*** Data for this task Section Begins ***

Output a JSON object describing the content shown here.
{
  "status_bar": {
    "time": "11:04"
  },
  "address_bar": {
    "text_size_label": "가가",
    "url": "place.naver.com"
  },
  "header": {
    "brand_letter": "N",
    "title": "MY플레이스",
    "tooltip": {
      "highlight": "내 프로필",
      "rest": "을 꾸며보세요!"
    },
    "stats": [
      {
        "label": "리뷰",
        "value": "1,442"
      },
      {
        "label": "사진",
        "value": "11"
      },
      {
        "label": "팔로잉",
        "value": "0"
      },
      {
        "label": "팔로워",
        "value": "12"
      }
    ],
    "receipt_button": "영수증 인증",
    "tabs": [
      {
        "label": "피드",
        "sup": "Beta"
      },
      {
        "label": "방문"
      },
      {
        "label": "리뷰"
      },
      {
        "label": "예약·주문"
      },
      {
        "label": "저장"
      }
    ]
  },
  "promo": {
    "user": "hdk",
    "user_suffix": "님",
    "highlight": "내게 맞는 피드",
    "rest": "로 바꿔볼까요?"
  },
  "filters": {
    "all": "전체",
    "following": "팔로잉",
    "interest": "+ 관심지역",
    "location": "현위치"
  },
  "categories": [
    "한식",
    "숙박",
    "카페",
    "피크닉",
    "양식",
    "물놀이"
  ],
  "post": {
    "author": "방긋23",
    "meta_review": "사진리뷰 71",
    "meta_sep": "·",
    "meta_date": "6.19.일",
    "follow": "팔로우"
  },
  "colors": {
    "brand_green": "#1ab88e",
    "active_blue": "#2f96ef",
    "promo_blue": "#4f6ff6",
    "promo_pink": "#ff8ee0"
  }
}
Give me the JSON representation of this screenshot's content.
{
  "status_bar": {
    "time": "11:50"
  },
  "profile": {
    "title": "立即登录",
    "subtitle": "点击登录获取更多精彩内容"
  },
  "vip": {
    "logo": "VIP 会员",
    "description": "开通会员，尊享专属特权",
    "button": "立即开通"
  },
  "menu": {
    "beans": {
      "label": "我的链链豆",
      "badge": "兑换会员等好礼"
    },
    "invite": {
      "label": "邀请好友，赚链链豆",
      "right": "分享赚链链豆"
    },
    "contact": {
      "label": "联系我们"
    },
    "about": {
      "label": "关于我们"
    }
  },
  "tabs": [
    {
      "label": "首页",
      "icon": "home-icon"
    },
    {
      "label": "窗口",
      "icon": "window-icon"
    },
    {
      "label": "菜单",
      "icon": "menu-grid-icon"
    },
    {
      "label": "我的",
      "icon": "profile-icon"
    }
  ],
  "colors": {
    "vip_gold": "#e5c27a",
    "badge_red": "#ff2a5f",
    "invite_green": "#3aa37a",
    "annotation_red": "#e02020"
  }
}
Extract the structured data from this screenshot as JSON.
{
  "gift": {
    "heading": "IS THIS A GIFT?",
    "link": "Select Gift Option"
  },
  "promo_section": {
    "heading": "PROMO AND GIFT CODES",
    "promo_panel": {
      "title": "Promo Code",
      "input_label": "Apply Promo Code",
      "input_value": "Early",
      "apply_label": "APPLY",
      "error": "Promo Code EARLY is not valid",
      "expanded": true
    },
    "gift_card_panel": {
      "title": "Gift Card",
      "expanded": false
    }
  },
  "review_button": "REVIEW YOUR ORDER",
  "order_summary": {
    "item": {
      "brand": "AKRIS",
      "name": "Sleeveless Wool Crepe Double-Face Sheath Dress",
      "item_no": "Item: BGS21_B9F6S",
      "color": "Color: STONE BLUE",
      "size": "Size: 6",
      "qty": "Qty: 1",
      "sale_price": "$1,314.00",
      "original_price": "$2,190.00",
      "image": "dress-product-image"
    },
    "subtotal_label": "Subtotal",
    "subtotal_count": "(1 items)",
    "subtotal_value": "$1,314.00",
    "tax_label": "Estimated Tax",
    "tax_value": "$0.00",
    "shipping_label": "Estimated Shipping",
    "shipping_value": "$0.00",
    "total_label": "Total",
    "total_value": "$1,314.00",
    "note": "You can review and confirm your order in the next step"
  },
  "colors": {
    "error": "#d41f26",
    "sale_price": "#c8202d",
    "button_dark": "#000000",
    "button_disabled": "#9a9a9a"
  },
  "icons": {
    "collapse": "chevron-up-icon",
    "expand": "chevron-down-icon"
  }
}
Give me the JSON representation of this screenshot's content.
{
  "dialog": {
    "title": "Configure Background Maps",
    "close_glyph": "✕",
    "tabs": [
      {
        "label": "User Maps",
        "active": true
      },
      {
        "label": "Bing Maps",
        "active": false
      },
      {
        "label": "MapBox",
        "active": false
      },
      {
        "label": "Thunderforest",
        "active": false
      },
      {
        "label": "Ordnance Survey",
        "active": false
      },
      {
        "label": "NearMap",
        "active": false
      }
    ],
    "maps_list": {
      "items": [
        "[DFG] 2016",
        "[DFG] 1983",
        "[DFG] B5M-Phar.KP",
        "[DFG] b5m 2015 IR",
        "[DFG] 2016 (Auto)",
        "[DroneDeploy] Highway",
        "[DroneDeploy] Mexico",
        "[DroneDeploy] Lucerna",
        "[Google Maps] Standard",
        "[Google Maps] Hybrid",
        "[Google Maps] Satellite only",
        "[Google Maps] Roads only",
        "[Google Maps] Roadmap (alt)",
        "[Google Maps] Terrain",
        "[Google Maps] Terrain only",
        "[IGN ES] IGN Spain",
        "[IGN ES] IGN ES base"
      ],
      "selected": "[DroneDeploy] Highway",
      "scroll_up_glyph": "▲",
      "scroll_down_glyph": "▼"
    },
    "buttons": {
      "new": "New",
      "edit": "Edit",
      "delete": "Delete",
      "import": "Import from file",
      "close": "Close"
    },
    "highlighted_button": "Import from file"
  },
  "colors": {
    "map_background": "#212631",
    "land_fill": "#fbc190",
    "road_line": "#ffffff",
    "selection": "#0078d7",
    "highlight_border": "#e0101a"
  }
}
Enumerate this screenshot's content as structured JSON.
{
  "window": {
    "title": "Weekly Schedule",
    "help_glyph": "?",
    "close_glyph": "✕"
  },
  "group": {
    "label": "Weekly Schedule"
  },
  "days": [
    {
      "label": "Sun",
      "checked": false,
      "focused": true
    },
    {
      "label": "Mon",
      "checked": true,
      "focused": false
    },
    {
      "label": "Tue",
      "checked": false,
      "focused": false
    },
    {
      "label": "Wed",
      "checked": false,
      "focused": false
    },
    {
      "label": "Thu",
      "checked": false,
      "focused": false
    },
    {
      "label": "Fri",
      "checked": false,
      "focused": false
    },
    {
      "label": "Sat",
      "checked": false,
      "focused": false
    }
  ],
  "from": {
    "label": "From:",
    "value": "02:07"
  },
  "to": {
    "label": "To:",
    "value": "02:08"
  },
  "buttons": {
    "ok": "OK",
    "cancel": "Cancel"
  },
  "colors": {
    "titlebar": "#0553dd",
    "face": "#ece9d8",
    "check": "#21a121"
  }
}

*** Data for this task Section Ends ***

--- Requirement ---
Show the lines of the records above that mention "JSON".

--- Response ---
Output a JSON object describing the content shown here.
Give me the JSON representation of this screenshot's content.
Extract the structured data from this screenshot as JSON.
Give me the JSON representation of this screenshot's content.
Enumerate this screenshot's content as structured JSON.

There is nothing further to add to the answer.